Extracted records

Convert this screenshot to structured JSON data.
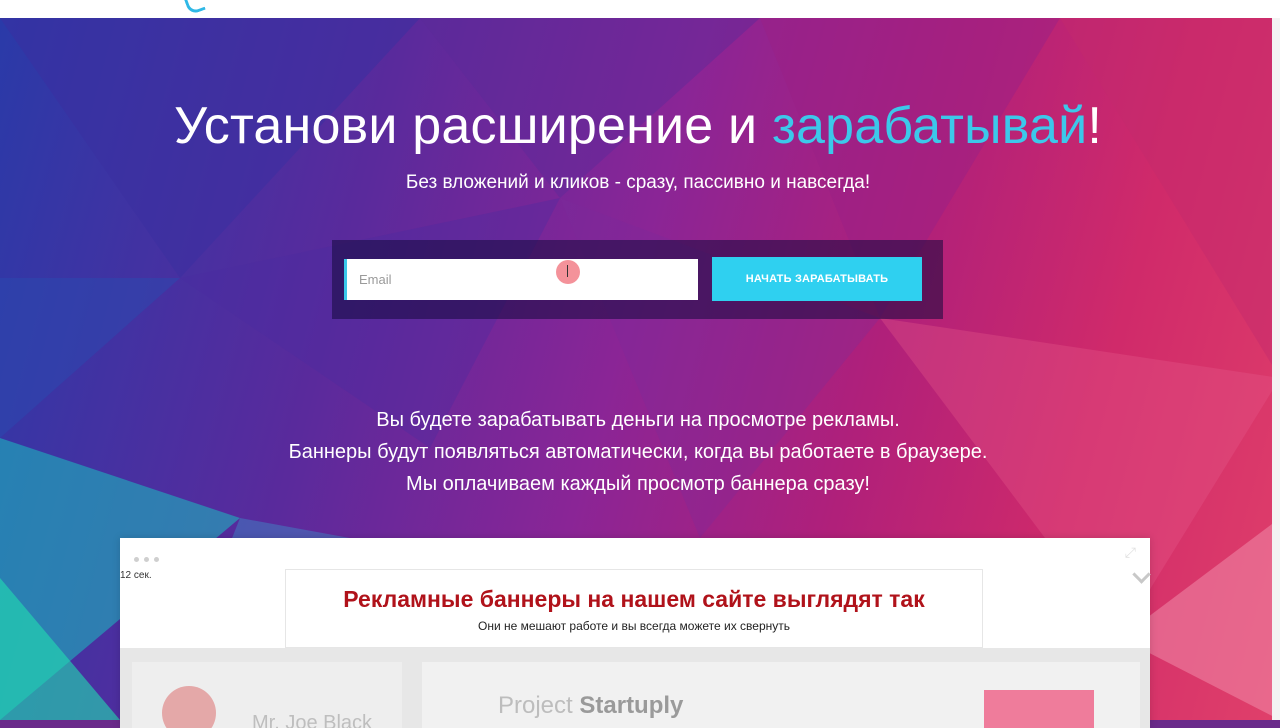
{
  "hero": {
    "headline_main": "Установи расширение и ",
    "headline_accent": "зарабатывай",
    "headline_end": "!",
    "subheadline": "Без вложений и кликов - сразу, пассивно и навсегда!"
  },
  "signup": {
    "email_placeholder": "Email",
    "button_label": "НАЧАТЬ ЗАРАБАТЫВАТЬ"
  },
  "info_lines": [
    "Вы будете зарабатывать деньги на просмотре рекламы.",
    "Баннеры будут появляться автоматически, когда вы работаете в браузере.",
    "Мы оплачиваем каждый просмотр баннера сразу!"
  ],
  "demo": {
    "timer": "12 сек.",
    "ad_title": "Рекламные баннеры на нашем сайте выглядят так",
    "ad_subtitle": "Они не мешают работе и вы всегда можете их свернуть",
    "person_name": "Mr. Joe Black",
    "project_light": "Project ",
    "project_bold": "Startuply"
  },
  "colors": {
    "accent": "#3cc8ea",
    "button": "#2fd0f0",
    "ad_title": "#b0121a"
  }
}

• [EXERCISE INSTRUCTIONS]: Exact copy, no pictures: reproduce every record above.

• [SOLUTION TO THIS TASK]:
Convert this screenshot to structured JSON data.
{
  "hero": {
    "headline_main": "Установи расширение и ",
    "headline_accent": "зарабатывай",
    "headline_end": "!",
    "subheadline": "Без вложений и кликов - сразу, пассивно и навсегда!"
  },
  "signup": {
    "email_placeholder": "Email",
    "button_label": "НАЧАТЬ ЗАРАБАТЫВАТЬ"
  },
  "info_lines": [
    "Вы будете зарабатывать деньги на просмотре рекламы.",
    "Баннеры будут появляться автоматически, когда вы работаете в браузере.",
    "Мы оплачиваем каждый просмотр баннера сразу!"
  ],
  "demo": {
    "timer": "12 сек.",
    "ad_title": "Рекламные баннеры на нашем сайте выглядят так",
    "ad_subtitle": "Они не мешают работе и вы всегда можете их свернуть",
    "person_name": "Mr. Joe Black",
    "project_light": "Project ",
    "project_bold": "Startuply"
  },
  "colors": {
    "accent": "#3cc8ea",
    "button": "#2fd0f0",
    "ad_title": "#b0121a"
  }
}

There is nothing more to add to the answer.